We ran across this article from the August 1952 issue of Reader’s Digest. It answered some of the biggest “burning” questions about keeping cool.

• Should you eat lightly? Studies show that many people feel sluggish in the summer because they eat too little. Doctors and dietitians agree that your need for nourishment is not determined by weather, but by the amount of energy you require. If your work and activities are pretty much the same summer and winter, your food requirements are similar too.

• Should you eat cool foods? The amount of heat released by any food depends less on temperature than on the calories it contains. Since you absorb only a small amount of the heat from hot food while you’re eating it, a platter of cold chicken will warm you more than a steaming cup of chicken soup. Why? Because it has more calories.

• Do iced drinks make you cool? A researcher from the University of Rochester has found that ice water isn’t an effective cooler because it interferes with the body’s normal temperature-regulating mechanism.
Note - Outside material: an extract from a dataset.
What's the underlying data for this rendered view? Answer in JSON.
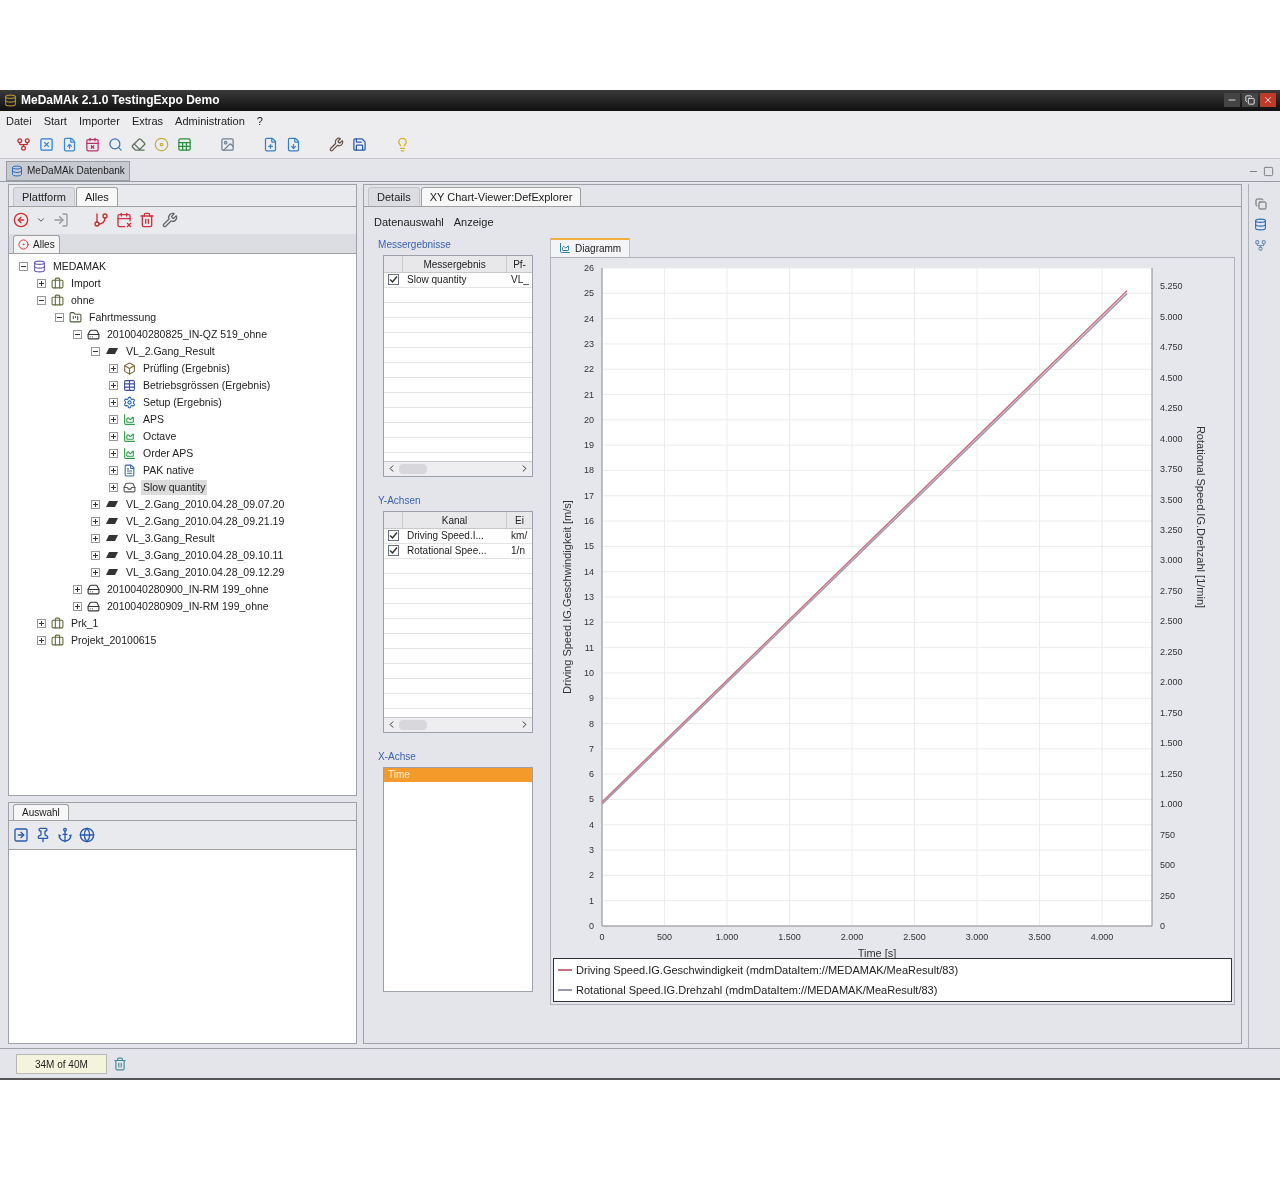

• Do you need a lot of salt? Many people think it’s urgent to pour extra salt on food or swallow salt pills to make up for salt lost in perspiration. But the average adult ordinarily consumes 10 to 15 grams of salt a day—more than enough to compensate for perspiration loss.

• Can men take hot weather better than women? Though it may chagrin male readers, a professor from Cornell has shown that women have a six-degree comfort range, whereas men only have a two-degree range. Physiologists point out that ill, fatigued people take heat harder than healthier ones, fat people are more susceptible than thin. Elderly people and children under eight can’t take too much heat.
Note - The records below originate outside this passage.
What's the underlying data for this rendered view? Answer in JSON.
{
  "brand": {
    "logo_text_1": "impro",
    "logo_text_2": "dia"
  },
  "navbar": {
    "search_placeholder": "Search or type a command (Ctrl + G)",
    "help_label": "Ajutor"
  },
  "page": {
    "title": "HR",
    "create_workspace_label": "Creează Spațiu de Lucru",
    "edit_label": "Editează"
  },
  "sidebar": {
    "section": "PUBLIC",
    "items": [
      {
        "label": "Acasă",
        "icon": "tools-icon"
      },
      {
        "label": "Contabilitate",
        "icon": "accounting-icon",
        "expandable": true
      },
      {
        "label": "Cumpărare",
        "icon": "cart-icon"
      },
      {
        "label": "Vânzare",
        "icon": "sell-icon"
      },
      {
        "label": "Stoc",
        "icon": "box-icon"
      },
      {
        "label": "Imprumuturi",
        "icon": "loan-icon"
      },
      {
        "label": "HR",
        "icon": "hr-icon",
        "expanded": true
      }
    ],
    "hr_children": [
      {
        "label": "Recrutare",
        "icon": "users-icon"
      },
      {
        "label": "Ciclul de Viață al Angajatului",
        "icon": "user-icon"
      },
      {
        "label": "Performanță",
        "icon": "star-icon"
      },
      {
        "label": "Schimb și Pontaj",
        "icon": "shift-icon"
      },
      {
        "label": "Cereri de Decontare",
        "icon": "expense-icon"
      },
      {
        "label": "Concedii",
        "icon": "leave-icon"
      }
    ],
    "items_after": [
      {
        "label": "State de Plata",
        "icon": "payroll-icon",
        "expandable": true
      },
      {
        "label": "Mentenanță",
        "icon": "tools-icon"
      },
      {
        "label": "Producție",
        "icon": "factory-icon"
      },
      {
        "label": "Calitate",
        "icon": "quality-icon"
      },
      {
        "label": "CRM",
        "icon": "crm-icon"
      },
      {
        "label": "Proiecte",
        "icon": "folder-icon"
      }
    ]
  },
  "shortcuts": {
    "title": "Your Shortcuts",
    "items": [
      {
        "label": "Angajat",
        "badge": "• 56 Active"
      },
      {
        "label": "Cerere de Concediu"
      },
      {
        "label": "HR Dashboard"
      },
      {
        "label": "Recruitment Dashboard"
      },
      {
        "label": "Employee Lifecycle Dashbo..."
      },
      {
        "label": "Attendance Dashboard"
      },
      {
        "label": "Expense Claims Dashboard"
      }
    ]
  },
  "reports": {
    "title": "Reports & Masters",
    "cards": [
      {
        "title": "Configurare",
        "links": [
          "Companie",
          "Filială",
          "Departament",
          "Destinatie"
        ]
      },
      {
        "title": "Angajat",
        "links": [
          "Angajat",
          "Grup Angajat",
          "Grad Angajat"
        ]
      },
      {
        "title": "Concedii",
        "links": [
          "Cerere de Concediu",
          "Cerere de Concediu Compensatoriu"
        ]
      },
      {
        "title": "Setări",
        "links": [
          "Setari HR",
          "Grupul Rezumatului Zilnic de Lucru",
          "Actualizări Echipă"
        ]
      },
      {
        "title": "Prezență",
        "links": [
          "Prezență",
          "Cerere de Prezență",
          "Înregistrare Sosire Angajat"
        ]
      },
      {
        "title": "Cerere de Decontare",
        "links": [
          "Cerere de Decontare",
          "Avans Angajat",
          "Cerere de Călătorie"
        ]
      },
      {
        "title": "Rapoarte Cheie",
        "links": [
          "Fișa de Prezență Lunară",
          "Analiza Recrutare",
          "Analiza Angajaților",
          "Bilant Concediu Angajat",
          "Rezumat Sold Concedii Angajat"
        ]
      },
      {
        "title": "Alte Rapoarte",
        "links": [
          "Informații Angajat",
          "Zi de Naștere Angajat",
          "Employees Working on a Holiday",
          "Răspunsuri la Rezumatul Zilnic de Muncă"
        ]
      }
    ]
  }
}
• Will you keep cooler if you stay quiet and avoid exercise? Research from the Army finds that if you’re a normally healthy person, the more inactive you are, the more you may be affected by the heat.

• May you let an electric fan blow directly on you? There is conclusive evidence that this is perfectly healthful. A fan helps speed the evaporation of perspiration and lifts the layer of warm, still air that blankets your body. For best results, keep the fan close to the floor.

• Is air conditioning dangerous? Scientists have put to rest the notion that moving from a cool room to a hot one and back again is harmful. Even victims of heart or circulatory ailments were tested and they too made safe and easy adjustments. In fact, doctors have determined that during an oppressive heat spell, it may be wise to park yourself in an air-conditioned building.

• Will cold showers keep you cool? Experts say that a lukewarm shower will leave you feeling much cooler. But they also recommend something much simpler for relief: Soak your hand and forearm in cool—not cold—water.